**What the exercise asks:**
Lines holding the string "Administrator" are the ones to copy; find them all in the data.

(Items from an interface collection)

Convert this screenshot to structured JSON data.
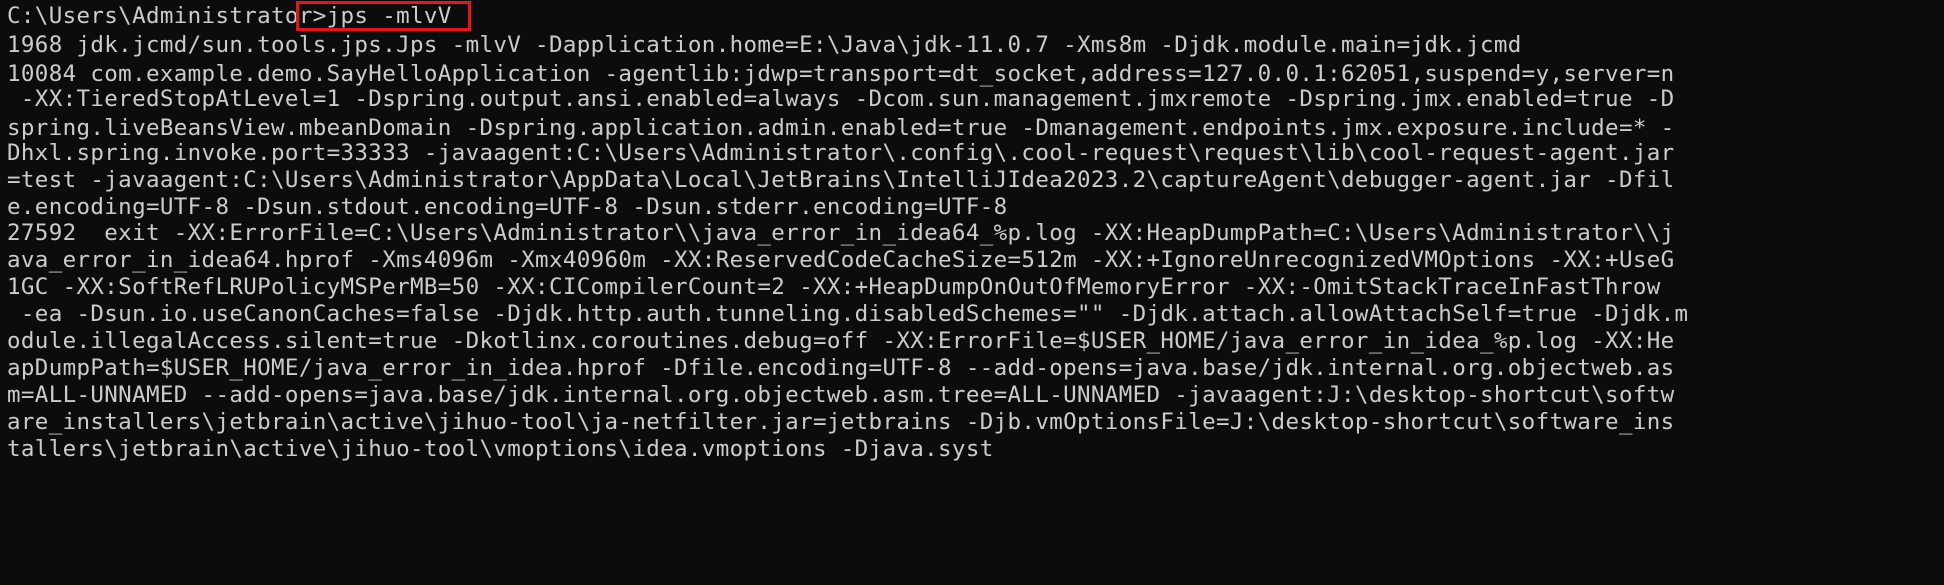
{
  "terminal": {
    "prompt_path": "C:\\Users\\Administrator>",
    "command": "jps -mlvV",
    "highlight_color": "#e8141c",
    "background_color": "#0c0c0c",
    "text_color": "#cccccc",
    "output_lines": [
      "1968 jdk.jcmd/sun.tools.jps.Jps -mlvV -Dapplication.home=E:\\Java\\jdk-11.0.7 -Xms8m -Djdk.module.main=jdk.jcmd",
      "10084 com.example.demo.SayHelloApplication -agentlib:jdwp=transport=dt_socket,address=127.0.0.1:62051,suspend=y,server=n",
      " -XX:TieredStopAtLevel=1 -Dspring.output.ansi.enabled=always -Dcom.sun.management.jmxremote -Dspring.jmx.enabled=true -D",
      "spring.liveBeansView.mbeanDomain -Dspring.application.admin.enabled=true -Dmanagement.endpoints.jmx.exposure.include=* -",
      "Dhxl.spring.invoke.port=33333 -javaagent:C:\\Users\\Administrator\\.config\\.cool-request\\request\\lib\\cool-request-agent.jar",
      "=test -javaagent:C:\\Users\\Administrator\\AppData\\Local\\JetBrains\\IntelliJIdea2023.2\\captureAgent\\debugger-agent.jar -Dfil",
      "e.encoding=UTF-8 -Dsun.stdout.encoding=UTF-8 -Dsun.stderr.encoding=UTF-8",
      "27592  exit -XX:ErrorFile=C:\\Users\\Administrator\\\\java_error_in_idea64_%p.log -XX:HeapDumpPath=C:\\Users\\Administrator\\\\j",
      "ava_error_in_idea64.hprof -Xms4096m -Xmx40960m -XX:ReservedCodeCacheSize=512m -XX:+IgnoreUnrecognizedVMOptions -XX:+UseG",
      "1GC -XX:SoftRefLRUPolicyMSPerMB=50 -XX:CICompilerCount=2 -XX:+HeapDumpOnOutOfMemoryError -XX:-OmitStackTraceInFastThrow",
      " -ea -Dsun.io.useCanonCaches=false -Djdk.http.auth.tunneling.disabledSchemes=\"\" -Djdk.attach.allowAttachSelf=true -Djdk.m",
      "odule.illegalAccess.silent=true -Dkotlinx.coroutines.debug=off -XX:ErrorFile=$USER_HOME/java_error_in_idea_%p.log -XX:He",
      "apDumpPath=$USER_HOME/java_error_in_idea.hprof -Dfile.encoding=UTF-8 --add-opens=java.base/jdk.internal.org.objectweb.as",
      "m=ALL-UNNAMED --add-opens=java.base/jdk.internal.org.objectweb.asm.tree=ALL-UNNAMED -javaagent:J:\\desktop-shortcut\\softw",
      "are_installers\\jetbrain\\active\\jihuo-tool\\ja-netfilter.jar=jetbrains -Djb.vmOptionsFile=J:\\desktop-shortcut\\software_ins",
      "tallers\\jetbrain\\active\\jihuo-tool\\vmoptions\\idea.vmoptions -Djava.syst"
    ]
  }
}
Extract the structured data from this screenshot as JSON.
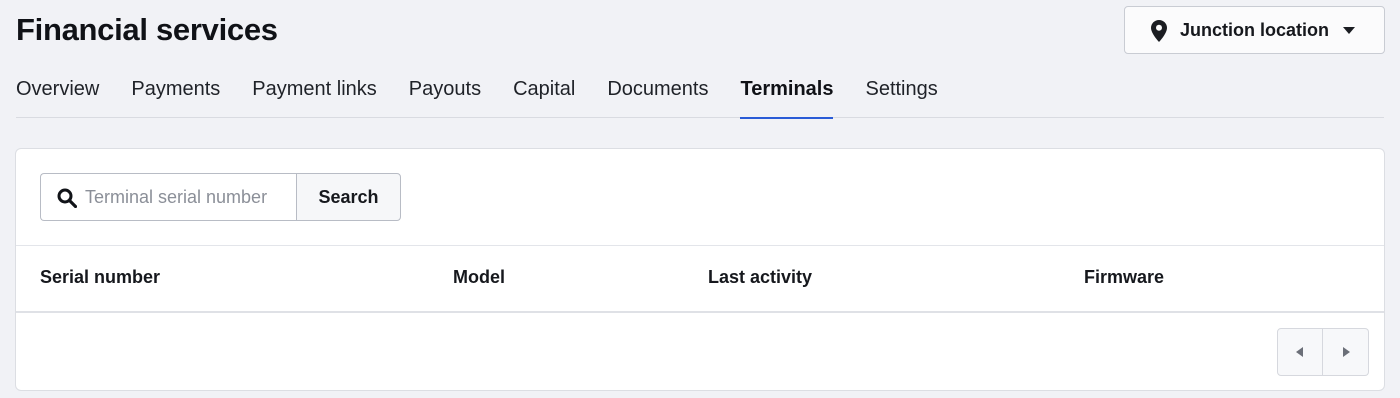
{
  "header": {
    "title": "Financial services",
    "location_button": {
      "label": "Junction location",
      "icon": "map-pin-icon",
      "dropdown_icon": "caret-down-icon"
    }
  },
  "tabs": [
    {
      "label": "Overview",
      "active": false
    },
    {
      "label": "Payments",
      "active": false
    },
    {
      "label": "Payment links",
      "active": false
    },
    {
      "label": "Payouts",
      "active": false
    },
    {
      "label": "Capital",
      "active": false
    },
    {
      "label": "Documents",
      "active": false
    },
    {
      "label": "Terminals",
      "active": true
    },
    {
      "label": "Settings",
      "active": false
    }
  ],
  "search": {
    "icon": "search-icon",
    "value": "",
    "placeholder": "Terminal serial number",
    "button_label": "Search"
  },
  "table": {
    "columns": [
      "Serial number",
      "Model",
      "Last activity",
      "Firmware"
    ],
    "rows": []
  },
  "pagination": {
    "prev_icon": "caret-left-icon",
    "next_icon": "caret-right-icon"
  },
  "colors": {
    "background": "#f1f2f6",
    "accent": "#2a5bd7",
    "card": "#ffffff",
    "text": "#16181d",
    "placeholder": "#8b8f98"
  }
}
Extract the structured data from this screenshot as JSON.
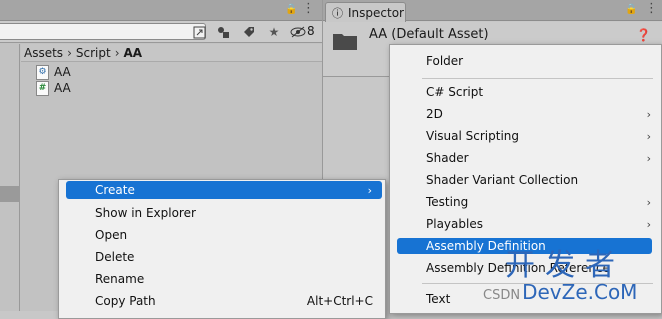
{
  "project": {
    "breadcrumb": [
      "Assets",
      "Script",
      "AA"
    ],
    "hidden_count": "8",
    "files": [
      {
        "name": "AA",
        "icon": "assembly-definition-icon",
        "glyph": "⚙"
      },
      {
        "name": "AA",
        "icon": "csharp-script-icon",
        "glyph": "#"
      }
    ]
  },
  "inspector": {
    "tab_label": "Inspector",
    "title": "AA (Default Asset)"
  },
  "context_menu": {
    "items": [
      {
        "label": "Create",
        "has_submenu": true,
        "selected": true,
        "shortcut": ""
      },
      {
        "label": "Show in Explorer",
        "has_submenu": false,
        "selected": false,
        "shortcut": ""
      },
      {
        "label": "Open",
        "has_submenu": false,
        "selected": false,
        "shortcut": ""
      },
      {
        "label": "Delete",
        "has_submenu": false,
        "selected": false,
        "shortcut": ""
      },
      {
        "label": "Rename",
        "has_submenu": false,
        "selected": false,
        "shortcut": ""
      },
      {
        "label": "Copy Path",
        "has_submenu": false,
        "selected": false,
        "shortcut": "Alt+Ctrl+C"
      }
    ]
  },
  "create_submenu": {
    "items": [
      {
        "label": "Folder",
        "has_submenu": false,
        "selected": false
      },
      {
        "label": "C# Script",
        "has_submenu": false,
        "selected": false
      },
      {
        "label": "2D",
        "has_submenu": true,
        "selected": false
      },
      {
        "label": "Visual Scripting",
        "has_submenu": true,
        "selected": false
      },
      {
        "label": "Shader",
        "has_submenu": true,
        "selected": false
      },
      {
        "label": "Shader Variant Collection",
        "has_submenu": false,
        "selected": false
      },
      {
        "label": "Testing",
        "has_submenu": true,
        "selected": false
      },
      {
        "label": "Playables",
        "has_submenu": true,
        "selected": false
      },
      {
        "label": "Assembly Definition",
        "has_submenu": false,
        "selected": true
      },
      {
        "label": "Assembly Definition Reference",
        "has_submenu": false,
        "selected": false
      },
      {
        "label": "Text",
        "has_submenu": false,
        "selected": false
      }
    ]
  },
  "watermark": {
    "cn": "开发者",
    "prefix": "CSDN",
    "en": "DevZe.CoM"
  },
  "colors": {
    "selection": "#1773d3",
    "watermark": "#2d66b8"
  }
}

**Response to this exercise:**
    "prompt_path": "C:\\Users\\Administrator>",
      "Dhxl.spring.invoke.port=33333 -javaagent:C:\\Users\\Administrator\\.config\\.cool-request\\request\\lib\\cool-request-agent.jar",
      "=test -javaagent:C:\\Users\\Administrator\\AppData\\Local\\JetBrains\\IntelliJIdea2023.2\\captureAgent\\debugger-agent.jar -Dfil",
      "27592  exit -XX:ErrorFile=C:\\Users\\Administrator\\\\java_error_in_idea64_%p.log -XX:HeapDumpPath=C:\\Users\\Administrator\\\\j",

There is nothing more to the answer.